*TASK PROMPT*:
Locate the word "state" in the material, then show every line that holds it.

*WORKING DATA*:

• • • •

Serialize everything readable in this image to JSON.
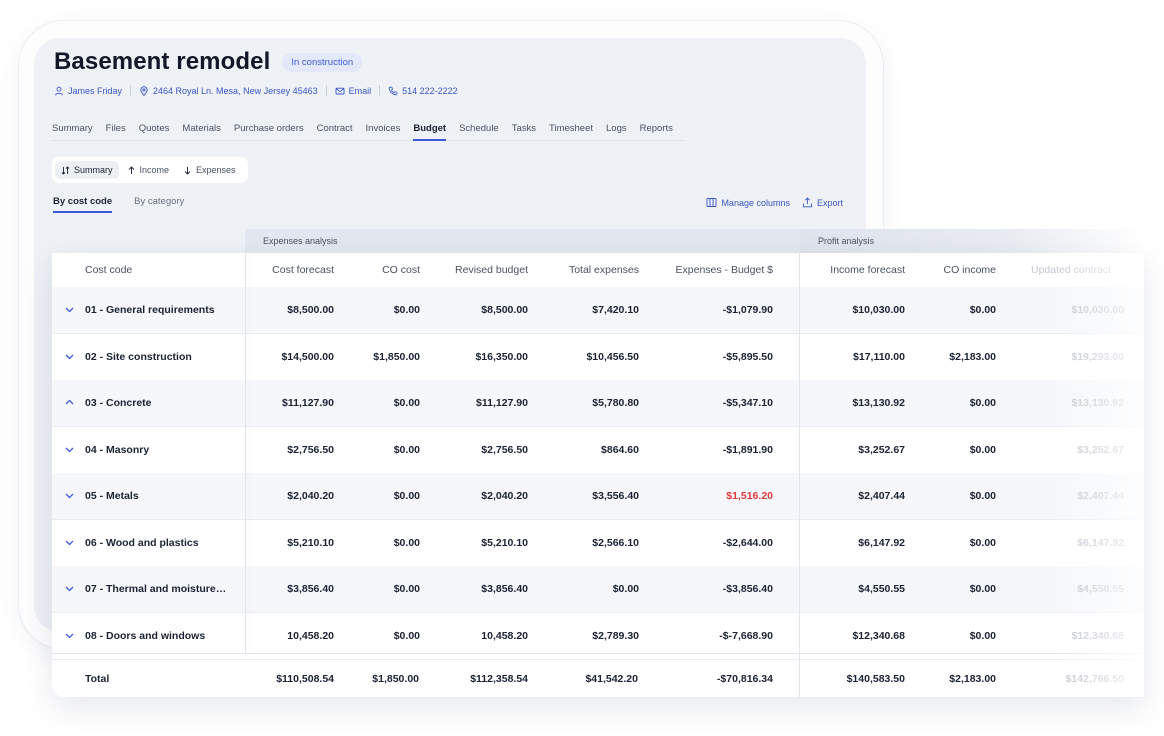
{
  "project": {
    "title": "Basement remodel",
    "status": "In construction",
    "owner": "James Friday",
    "address": "2464 Royal Ln. Mesa, New Jersey 45463",
    "email_label": "Email",
    "phone": "514 222-2222"
  },
  "nav_tabs": [
    "Summary",
    "Files",
    "Quotes",
    "Materials",
    "Purchase orders",
    "Contract",
    "Invoices",
    "Budget",
    "Schedule",
    "Tasks",
    "Timesheet",
    "Logs",
    "Reports"
  ],
  "nav_active": "Budget",
  "segments": [
    {
      "label": "Summary",
      "icon": "sort-icon",
      "active": true
    },
    {
      "label": "Income",
      "icon": "arrow-up-icon",
      "active": false
    },
    {
      "label": "Expenses",
      "icon": "arrow-down-icon",
      "active": false
    }
  ],
  "sub_tabs": {
    "by_cost_code": "By cost code",
    "by_category": "By category"
  },
  "actions": {
    "manage_columns": "Manage columns",
    "export": "Export"
  },
  "groups": {
    "expenses": "Expenses analysis",
    "profit": "Profit analysis"
  },
  "columns": [
    "Cost code",
    "Cost forecast",
    "CO cost",
    "Revised budget",
    "Total expenses",
    "Expenses - Budget $",
    "Income forecast",
    "CO income",
    "Updated contract"
  ],
  "rows": [
    {
      "name": "01 - General requirements",
      "expanded": false,
      "values": [
        "$8,500.00",
        "$0.00",
        "$8,500.00",
        "$7,420.10",
        "-$1,079.90",
        "$10,030.00",
        "$0.00",
        "$10,030.00"
      ],
      "negative": false
    },
    {
      "name": "02 - Site construction",
      "expanded": false,
      "values": [
        "$14,500.00",
        "$1,850.00",
        "$16,350.00",
        "$10,456.50",
        "-$5,895.50",
        "$17,110.00",
        "$2,183.00",
        "$19,293.00"
      ],
      "negative": false
    },
    {
      "name": "03 - Concrete",
      "expanded": true,
      "values": [
        "$11,127.90",
        "$0.00",
        "$11,127.90",
        "$5,780.80",
        "-$5,347.10",
        "$13,130.92",
        "$0.00",
        "$13,130.92"
      ],
      "negative": false
    },
    {
      "name": "04 - Masonry",
      "expanded": false,
      "values": [
        "$2,756.50",
        "$0.00",
        "$2,756.50",
        "$864.60",
        "-$1,891.90",
        "$3,252.67",
        "$0.00",
        "$3,252.67"
      ],
      "negative": false
    },
    {
      "name": "05 - Metals",
      "expanded": false,
      "values": [
        "$2,040.20",
        "$0.00",
        "$2,040.20",
        "$3,556.40",
        "$1,516.20",
        "$2,407.44",
        "$0.00",
        "$2,407.44"
      ],
      "negative": true
    },
    {
      "name": "06 - Wood and plastics",
      "expanded": false,
      "values": [
        "$5,210.10",
        "$0.00",
        "$5,210.10",
        "$2,566.10",
        "-$2,644.00",
        "$6,147.92",
        "$0.00",
        "$6,147.92"
      ],
      "negative": false
    },
    {
      "name": "07 - Thermal and moisture…",
      "expanded": false,
      "values": [
        "$3,856.40",
        "$0.00",
        "$3,856.40",
        "$0.00",
        "-$3,856.40",
        "$4,550.55",
        "$0.00",
        "$4,550.55"
      ],
      "negative": false
    },
    {
      "name": "08 - Doors and windows",
      "expanded": false,
      "values": [
        "10,458.20",
        "$0.00",
        "10,458.20",
        "$2,789.30",
        "-$-7,668.90",
        "$12,340.68",
        "$0.00",
        "$12,340.68"
      ],
      "negative": false
    }
  ],
  "total": {
    "label": "Total",
    "values": [
      "$110,508.54",
      "$1,850.00",
      "$112,358.54",
      "$41,542.20",
      "-$70,816.34",
      "$140,583.50",
      "$2,183.00",
      "$142,766.50"
    ]
  },
  "colors": {
    "accent": "#3d5bd9",
    "negative": "#e0393e"
  }
}
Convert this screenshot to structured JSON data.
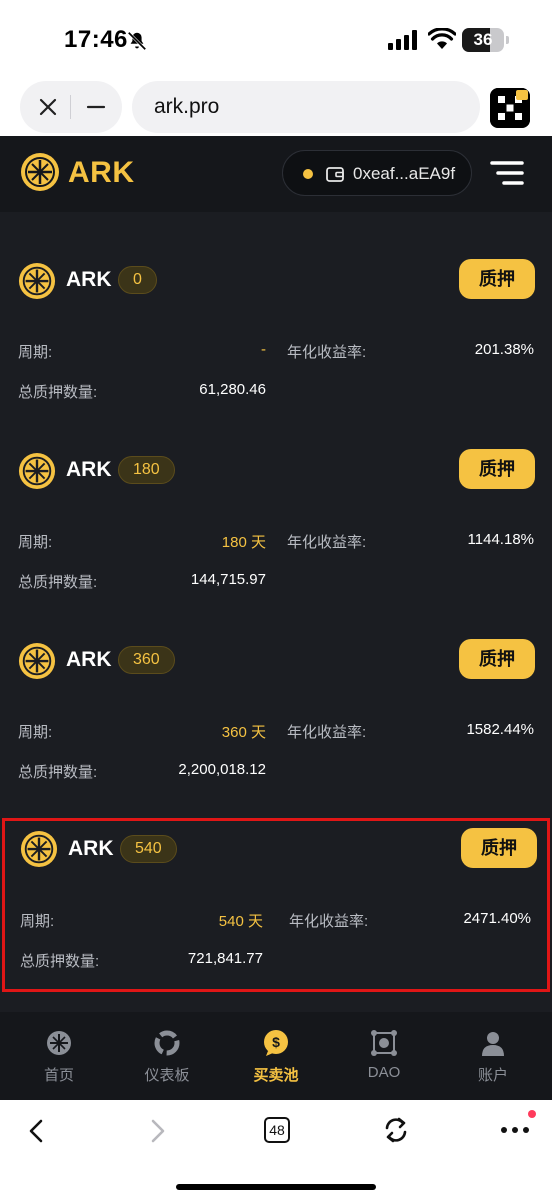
{
  "status_bar": {
    "time": "17:46",
    "battery": "36",
    "icons": [
      "bell-slash-icon",
      "signal-icon",
      "wifi-icon",
      "battery-icon"
    ]
  },
  "browser": {
    "url": "ark.pro",
    "tab_count": "48"
  },
  "header": {
    "brand": "ARK",
    "wallet_address": "0xeaf...aEA9f"
  },
  "labels": {
    "period": "周期:",
    "apy": "年化收益率:",
    "total_staked": "总质押数量:",
    "stake_button": "质押"
  },
  "pools": [
    {
      "name": "ARK",
      "badge": "0",
      "period": "-",
      "apy": "201.38%",
      "total": "61,280.46",
      "highlighted": false
    },
    {
      "name": "ARK",
      "badge": "180",
      "period": "180 天",
      "apy": "1144.18%",
      "total": "144,715.97",
      "highlighted": false
    },
    {
      "name": "ARK",
      "badge": "360",
      "period": "360 天",
      "apy": "1582.44%",
      "total": "2,200,018.12",
      "highlighted": false
    },
    {
      "name": "ARK",
      "badge": "540",
      "period": "540 天",
      "apy": "2471.40%",
      "total": "721,841.77",
      "highlighted": true
    }
  ],
  "nav": [
    {
      "label": "首页",
      "icon": "home-icon",
      "active": false
    },
    {
      "label": "仪表板",
      "icon": "dashboard-icon",
      "active": false
    },
    {
      "label": "买卖池",
      "icon": "coin-pool-icon",
      "active": true
    },
    {
      "label": "DAO",
      "icon": "dao-icon",
      "active": false
    },
    {
      "label": "账户",
      "icon": "account-icon",
      "active": false
    }
  ],
  "colors": {
    "accent": "#f5c242",
    "background": "#1b1d22",
    "header": "#15171b",
    "highlight_border": "#e01616"
  }
}
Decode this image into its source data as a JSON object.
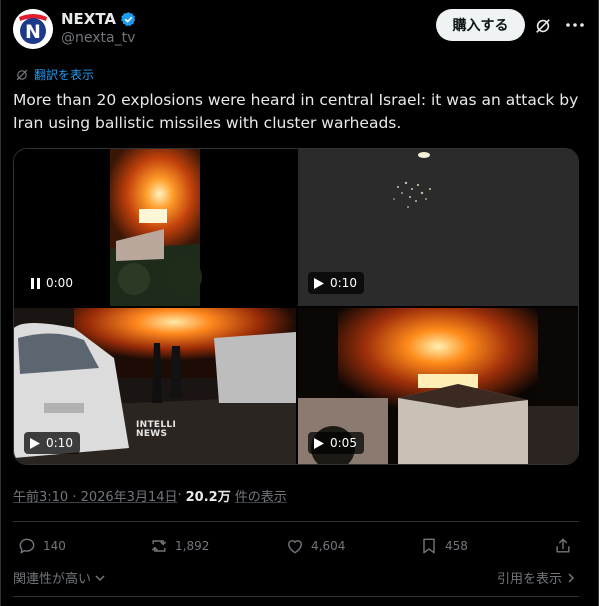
{
  "author": {
    "display_name": "NEXTA",
    "handle": "@nexta_tv",
    "avatar_letter": "N",
    "verified": true
  },
  "header": {
    "buy_label": "購入する"
  },
  "translate_label": "翻訳を表示",
  "tweet_text": "More than 20 explosions were heard in central Israel: it was an attack by Iran using ballistic missiles with cluster warheads.",
  "media": [
    {
      "duration": "0:00",
      "state": "pause-icon"
    },
    {
      "duration": "0:10",
      "state": "play-icon"
    },
    {
      "duration": "0:10",
      "state": "play-icon",
      "watermark": "INTELLI\nNEWS"
    },
    {
      "duration": "0:05",
      "state": "play-icon"
    }
  ],
  "meta": {
    "time": "午前3:10 · 2026年3月14日",
    "separator": " · ",
    "views_count": "20.2万",
    "views_label": "件の表示"
  },
  "actions": {
    "replies": "140",
    "reposts": "1,892",
    "likes": "4,604",
    "bookmarks": "458"
  },
  "footer": {
    "sort_label": "関連性が高い",
    "quotes_label": "引用を表示"
  },
  "colors": {
    "background": "#000000",
    "text": "#e7e9ea",
    "muted": "#71767b",
    "link": "#1d9bf0",
    "verified": "#1d9bf0",
    "avatar_red": "#e11d2e",
    "avatar_blue": "#1d3a8a"
  }
}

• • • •

*RESPONSE*:
      "state": "pause-icon"
      "state": "play-icon"
      "state": "play-icon",
      "state": "play-icon"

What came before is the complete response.